┌─ RECORD EXCERPTS
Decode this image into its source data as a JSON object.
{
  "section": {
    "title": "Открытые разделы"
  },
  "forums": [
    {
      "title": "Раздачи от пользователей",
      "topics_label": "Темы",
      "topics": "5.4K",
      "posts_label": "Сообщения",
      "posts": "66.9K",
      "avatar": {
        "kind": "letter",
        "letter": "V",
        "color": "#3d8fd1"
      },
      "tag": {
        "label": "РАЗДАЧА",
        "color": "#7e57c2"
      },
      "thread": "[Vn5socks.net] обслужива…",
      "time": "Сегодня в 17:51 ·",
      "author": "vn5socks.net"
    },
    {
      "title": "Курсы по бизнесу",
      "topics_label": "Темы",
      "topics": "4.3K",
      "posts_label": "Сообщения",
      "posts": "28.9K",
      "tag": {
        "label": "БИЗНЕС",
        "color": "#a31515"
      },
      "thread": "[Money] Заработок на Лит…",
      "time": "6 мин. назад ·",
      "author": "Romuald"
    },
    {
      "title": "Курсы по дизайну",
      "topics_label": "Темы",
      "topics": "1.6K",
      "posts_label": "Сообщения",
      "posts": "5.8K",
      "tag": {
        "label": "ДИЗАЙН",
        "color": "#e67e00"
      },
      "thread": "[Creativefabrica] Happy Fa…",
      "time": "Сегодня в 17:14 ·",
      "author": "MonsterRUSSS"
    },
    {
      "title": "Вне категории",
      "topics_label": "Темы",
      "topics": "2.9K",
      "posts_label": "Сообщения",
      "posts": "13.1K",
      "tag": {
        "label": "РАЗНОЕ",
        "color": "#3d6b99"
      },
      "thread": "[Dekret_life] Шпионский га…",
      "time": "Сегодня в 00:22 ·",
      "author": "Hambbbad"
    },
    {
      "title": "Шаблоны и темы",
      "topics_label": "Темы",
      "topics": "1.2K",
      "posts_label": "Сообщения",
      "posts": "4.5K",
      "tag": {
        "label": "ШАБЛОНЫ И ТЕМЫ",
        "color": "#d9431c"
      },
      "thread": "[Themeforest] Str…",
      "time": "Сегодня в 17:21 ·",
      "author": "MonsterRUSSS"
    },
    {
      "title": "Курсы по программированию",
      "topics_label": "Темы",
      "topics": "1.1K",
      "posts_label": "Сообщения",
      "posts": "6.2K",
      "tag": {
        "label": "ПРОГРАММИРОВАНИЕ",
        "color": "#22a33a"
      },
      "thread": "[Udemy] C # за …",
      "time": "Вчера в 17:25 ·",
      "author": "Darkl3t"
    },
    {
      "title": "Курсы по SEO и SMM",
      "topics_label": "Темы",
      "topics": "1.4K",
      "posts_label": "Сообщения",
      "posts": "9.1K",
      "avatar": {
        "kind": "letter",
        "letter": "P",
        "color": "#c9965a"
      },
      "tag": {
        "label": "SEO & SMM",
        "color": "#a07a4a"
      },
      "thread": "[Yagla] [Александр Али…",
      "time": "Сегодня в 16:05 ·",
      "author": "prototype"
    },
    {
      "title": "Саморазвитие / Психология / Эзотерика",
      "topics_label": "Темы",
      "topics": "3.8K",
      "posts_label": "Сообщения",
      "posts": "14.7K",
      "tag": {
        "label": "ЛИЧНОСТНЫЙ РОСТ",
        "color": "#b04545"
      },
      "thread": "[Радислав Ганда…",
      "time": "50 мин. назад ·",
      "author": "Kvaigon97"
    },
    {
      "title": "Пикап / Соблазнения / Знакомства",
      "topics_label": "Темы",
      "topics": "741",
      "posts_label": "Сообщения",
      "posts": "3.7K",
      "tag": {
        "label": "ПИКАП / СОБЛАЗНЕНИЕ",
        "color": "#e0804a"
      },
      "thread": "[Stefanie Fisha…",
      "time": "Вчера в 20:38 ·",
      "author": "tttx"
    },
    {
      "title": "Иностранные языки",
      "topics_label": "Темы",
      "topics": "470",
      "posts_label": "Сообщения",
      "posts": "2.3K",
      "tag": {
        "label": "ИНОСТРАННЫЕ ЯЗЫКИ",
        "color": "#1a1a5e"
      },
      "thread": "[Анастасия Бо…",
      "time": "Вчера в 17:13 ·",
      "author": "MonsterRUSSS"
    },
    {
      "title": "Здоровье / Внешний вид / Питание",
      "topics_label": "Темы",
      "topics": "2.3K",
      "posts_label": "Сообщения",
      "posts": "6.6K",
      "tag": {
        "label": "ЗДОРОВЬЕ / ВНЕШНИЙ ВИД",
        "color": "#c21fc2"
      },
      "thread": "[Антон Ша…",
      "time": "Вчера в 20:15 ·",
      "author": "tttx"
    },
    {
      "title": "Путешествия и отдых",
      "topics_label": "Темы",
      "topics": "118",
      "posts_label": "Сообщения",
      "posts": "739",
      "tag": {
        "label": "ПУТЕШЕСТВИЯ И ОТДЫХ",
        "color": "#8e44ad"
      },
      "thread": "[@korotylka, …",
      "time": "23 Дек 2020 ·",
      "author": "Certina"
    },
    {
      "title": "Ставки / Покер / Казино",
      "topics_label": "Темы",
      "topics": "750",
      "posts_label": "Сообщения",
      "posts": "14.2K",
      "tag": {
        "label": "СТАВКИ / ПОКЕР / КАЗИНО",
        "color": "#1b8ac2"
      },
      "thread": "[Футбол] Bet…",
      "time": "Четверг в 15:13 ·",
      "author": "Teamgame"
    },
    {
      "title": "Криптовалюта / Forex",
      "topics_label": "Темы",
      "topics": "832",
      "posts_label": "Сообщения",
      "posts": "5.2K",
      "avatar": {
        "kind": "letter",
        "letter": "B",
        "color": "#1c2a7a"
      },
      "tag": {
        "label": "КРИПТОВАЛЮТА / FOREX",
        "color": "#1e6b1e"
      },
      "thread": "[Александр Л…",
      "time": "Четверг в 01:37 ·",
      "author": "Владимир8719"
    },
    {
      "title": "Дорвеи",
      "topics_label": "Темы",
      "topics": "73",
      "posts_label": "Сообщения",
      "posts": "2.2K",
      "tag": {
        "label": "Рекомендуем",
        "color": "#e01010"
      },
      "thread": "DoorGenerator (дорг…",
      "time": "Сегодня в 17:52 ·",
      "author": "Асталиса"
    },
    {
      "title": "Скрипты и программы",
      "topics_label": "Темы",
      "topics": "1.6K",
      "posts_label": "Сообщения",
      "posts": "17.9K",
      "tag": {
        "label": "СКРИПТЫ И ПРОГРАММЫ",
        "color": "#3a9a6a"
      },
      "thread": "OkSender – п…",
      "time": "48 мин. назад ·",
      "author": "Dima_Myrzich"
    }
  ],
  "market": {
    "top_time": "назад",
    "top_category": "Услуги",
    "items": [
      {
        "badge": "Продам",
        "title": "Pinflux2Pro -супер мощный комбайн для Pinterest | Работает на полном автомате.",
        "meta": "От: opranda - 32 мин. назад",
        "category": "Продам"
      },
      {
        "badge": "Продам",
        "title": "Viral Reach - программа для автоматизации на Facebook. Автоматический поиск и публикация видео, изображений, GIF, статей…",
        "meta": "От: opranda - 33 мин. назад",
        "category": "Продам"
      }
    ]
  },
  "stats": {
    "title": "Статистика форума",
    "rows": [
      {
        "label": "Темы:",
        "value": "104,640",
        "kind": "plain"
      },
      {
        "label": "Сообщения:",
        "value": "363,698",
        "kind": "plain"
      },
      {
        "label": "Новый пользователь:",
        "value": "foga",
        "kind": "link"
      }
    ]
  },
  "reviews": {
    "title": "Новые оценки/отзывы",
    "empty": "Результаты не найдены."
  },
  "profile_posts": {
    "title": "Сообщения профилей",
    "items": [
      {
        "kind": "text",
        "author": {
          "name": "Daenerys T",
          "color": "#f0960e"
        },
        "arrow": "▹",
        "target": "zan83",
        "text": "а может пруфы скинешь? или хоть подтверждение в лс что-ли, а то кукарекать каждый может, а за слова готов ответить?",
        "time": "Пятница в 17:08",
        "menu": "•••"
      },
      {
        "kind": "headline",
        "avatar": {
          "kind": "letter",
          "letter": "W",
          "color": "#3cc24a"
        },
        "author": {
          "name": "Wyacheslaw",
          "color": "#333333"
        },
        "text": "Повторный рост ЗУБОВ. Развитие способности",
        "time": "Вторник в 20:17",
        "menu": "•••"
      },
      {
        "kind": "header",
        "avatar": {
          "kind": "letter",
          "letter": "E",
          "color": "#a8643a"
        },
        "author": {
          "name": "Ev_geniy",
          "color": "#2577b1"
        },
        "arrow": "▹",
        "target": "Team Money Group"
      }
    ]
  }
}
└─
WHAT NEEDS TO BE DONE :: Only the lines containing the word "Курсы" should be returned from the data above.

RESULT ::
      "title": "Курсы по бизнесу",
      "title": "Курсы по дизайну",
      "title": "Курсы по программированию",
      "title": "Курсы по SEO и SMM",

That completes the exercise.